In accordance with s.10(3) of the Senior Courts Act 1981 c.54, the selection exercise was open to all applicants who satisfied the judicial-appointment eligibility condition on a 7-year basis, or were judges of the Supreme Court, Court of Appeal, or High Court.
Given the challenges of reducing the outstanding caseloads across jurisdictions and the drive for modernisation across the Courts and Tribunals, candidates were expected to be able to serve for at least 4 years.
Lady Justice Carr was called to the Bar by the Inner Temple in 1987. She undertook pupillage at Brick Court Chambers and 2 Crown Office Row, now Four New Square, where she became a tenant in 1988. She was called to the New South Wales Bar in 1989, following a Pegasus scholarship in Sydney. She developed a broad commercial practice, taking silk at the age of 38 in 2003. She also became a trained arbitrator and mediator.
Her practice at the Bar focussed on commercial professional liability, insurance and fraud litigation and arbitration. Her professional liability work related primarily to lawyers, accountants, financial advisers, surveyors, architects and engineers. She appeared in the House of Lords in a leading case on constructive trusts and solicitors’ dishonesty, and in the Court of Appeal on a leading case on limitation in insurers’ claims against solicitors in respect of an after the event legal expenses scheme. She acted frequently in group litigation, including in the context of film/tax scheme disputes. She was also experienced in regulatory matters, including proceedings involving the Law Society and magic circle accountancy firms in proceedings brought by the Financial Reporting Council. In 2012 she was named Professional Negligence Silk of the Year by Chambers & Partners.

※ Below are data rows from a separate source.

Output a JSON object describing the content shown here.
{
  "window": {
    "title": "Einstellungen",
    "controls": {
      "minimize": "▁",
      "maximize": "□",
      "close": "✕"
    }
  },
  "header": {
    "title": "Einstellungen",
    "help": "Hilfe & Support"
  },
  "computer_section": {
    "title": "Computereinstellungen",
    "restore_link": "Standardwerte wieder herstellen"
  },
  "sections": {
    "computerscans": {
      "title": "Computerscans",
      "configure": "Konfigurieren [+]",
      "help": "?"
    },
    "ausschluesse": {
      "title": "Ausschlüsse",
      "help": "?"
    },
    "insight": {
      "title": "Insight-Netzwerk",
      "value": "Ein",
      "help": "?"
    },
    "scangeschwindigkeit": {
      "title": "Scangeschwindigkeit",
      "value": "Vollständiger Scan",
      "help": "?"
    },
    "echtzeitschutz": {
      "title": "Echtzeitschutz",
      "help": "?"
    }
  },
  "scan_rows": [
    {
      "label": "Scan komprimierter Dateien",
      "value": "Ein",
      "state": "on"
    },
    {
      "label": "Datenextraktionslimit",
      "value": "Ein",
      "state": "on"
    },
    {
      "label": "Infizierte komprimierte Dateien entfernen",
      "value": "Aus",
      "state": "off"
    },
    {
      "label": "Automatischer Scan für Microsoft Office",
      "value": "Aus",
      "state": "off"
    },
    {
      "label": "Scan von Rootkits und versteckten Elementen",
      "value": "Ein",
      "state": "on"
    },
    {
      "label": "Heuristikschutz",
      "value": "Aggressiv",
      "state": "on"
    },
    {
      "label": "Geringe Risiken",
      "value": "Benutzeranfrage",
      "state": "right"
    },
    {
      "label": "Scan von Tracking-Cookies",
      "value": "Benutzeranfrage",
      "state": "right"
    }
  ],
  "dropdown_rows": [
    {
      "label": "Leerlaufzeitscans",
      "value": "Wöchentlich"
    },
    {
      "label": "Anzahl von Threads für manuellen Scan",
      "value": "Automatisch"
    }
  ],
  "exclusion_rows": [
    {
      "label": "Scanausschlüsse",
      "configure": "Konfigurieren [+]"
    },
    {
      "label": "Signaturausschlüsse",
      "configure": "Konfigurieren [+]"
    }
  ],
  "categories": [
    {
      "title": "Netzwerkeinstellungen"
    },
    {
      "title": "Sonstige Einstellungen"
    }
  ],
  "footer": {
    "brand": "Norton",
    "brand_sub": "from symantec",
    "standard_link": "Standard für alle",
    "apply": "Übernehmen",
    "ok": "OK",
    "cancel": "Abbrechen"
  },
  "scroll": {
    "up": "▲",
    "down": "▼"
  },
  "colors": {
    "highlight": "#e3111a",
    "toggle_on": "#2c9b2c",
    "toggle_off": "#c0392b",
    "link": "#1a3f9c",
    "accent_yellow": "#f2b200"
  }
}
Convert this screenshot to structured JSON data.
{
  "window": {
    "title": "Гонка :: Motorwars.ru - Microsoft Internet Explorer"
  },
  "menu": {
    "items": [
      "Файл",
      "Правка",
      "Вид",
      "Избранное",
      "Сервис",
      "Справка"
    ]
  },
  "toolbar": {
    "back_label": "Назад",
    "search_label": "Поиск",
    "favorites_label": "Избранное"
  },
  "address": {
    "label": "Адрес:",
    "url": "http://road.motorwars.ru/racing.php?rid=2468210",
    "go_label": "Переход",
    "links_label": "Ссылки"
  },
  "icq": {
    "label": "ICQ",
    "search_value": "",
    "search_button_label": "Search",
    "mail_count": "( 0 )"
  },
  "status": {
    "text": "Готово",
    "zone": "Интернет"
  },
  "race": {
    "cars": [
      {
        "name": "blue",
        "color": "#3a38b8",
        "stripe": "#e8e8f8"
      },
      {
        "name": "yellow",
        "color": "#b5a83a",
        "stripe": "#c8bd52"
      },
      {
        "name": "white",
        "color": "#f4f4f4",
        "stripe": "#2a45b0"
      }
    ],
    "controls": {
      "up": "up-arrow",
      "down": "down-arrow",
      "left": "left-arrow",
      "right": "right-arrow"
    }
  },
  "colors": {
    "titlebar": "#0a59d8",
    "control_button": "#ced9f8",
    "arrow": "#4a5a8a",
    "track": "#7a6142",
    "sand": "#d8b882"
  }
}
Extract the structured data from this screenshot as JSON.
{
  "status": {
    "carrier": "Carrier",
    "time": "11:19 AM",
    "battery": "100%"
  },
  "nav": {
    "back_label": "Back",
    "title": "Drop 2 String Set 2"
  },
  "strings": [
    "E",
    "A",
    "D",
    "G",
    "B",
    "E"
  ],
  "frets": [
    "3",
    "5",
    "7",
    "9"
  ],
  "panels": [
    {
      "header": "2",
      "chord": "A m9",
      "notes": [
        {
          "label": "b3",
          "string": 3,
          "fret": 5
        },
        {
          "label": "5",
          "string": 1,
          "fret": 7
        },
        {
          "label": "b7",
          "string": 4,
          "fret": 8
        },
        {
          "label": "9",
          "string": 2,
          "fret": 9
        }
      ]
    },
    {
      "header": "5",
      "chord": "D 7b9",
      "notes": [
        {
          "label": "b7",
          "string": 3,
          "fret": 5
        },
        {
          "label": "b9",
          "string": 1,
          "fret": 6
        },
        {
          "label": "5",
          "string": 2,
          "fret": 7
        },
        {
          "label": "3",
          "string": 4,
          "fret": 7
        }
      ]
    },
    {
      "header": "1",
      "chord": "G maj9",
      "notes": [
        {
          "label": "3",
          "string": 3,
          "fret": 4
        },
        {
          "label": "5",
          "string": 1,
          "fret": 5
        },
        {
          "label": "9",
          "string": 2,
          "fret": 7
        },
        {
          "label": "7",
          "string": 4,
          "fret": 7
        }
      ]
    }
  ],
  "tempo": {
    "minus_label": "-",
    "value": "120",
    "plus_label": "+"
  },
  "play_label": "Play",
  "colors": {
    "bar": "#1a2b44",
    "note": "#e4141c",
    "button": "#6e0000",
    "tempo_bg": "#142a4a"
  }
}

During her time at the Bar, Lady Justice Carr held many leadership positions, including chair of the Conduct Committee of the Bar Standards Board; chair of the Professional Negligence Bar Association; Complaints Commissioner to the International Criminal Court in the Hague; chair of the Education and Training Committee of the Inner Temple, where she became a Governing Bencher in 2006; and head of chambers.
Her judicial career began in 2009 in crime, when she became a Recorder. She joined the High Court Bench in 2013, sitting in the Queen’s Bench Division and the Court of Appeal (Criminal Division). Alongside the general work of the Queen’s Bench Division, she sat in all three jurisdictions of the Business and Property Courts: Commercial, Chancery and Technology and Construction, becoming the first female High Court Judge to sit in the Technology and Construction Court and the second female High Court Judge to sit in the Commercial Court. She also sat on the Investigatory Powers Tribunal between 2014 and 2016.
She was Director of Magistrates’ Training and a member of the Judicial College Board between 2014 and 2018, and a Presider of the Midland Circuit, the largest Circuit outside London and the South East, from 2016 to 2020. In 2016 she was presented with the European Women in Business Law Lifetime Achievement Award.
Lady Justice Carr was elevated to the Court of Appeal in 2020. She was appointed as the Senior Judicial Commissioner and Vice Chair of the Judicial Appointments Commission shortly thereafter, remaining in that role until January 2023. She was a temporary Investigatory Powers Commissioner during the Covid-19 pandemic. She became President of the Professional Negligence Bar Association in 2022.
She was educated at Wycombe Abbey, Buckinghamshire, where she was later a governor for 13 years, and Trinity College, Cambridge, where she read Modern Languages (Part 1) and Law (Part 2). She speaks French and German. She was a keen actress, including with the Bar Theatrical Society, and sportswoman. She remains an active musician, singing with the Bar Choral Society and playing the piano. She is married with three children.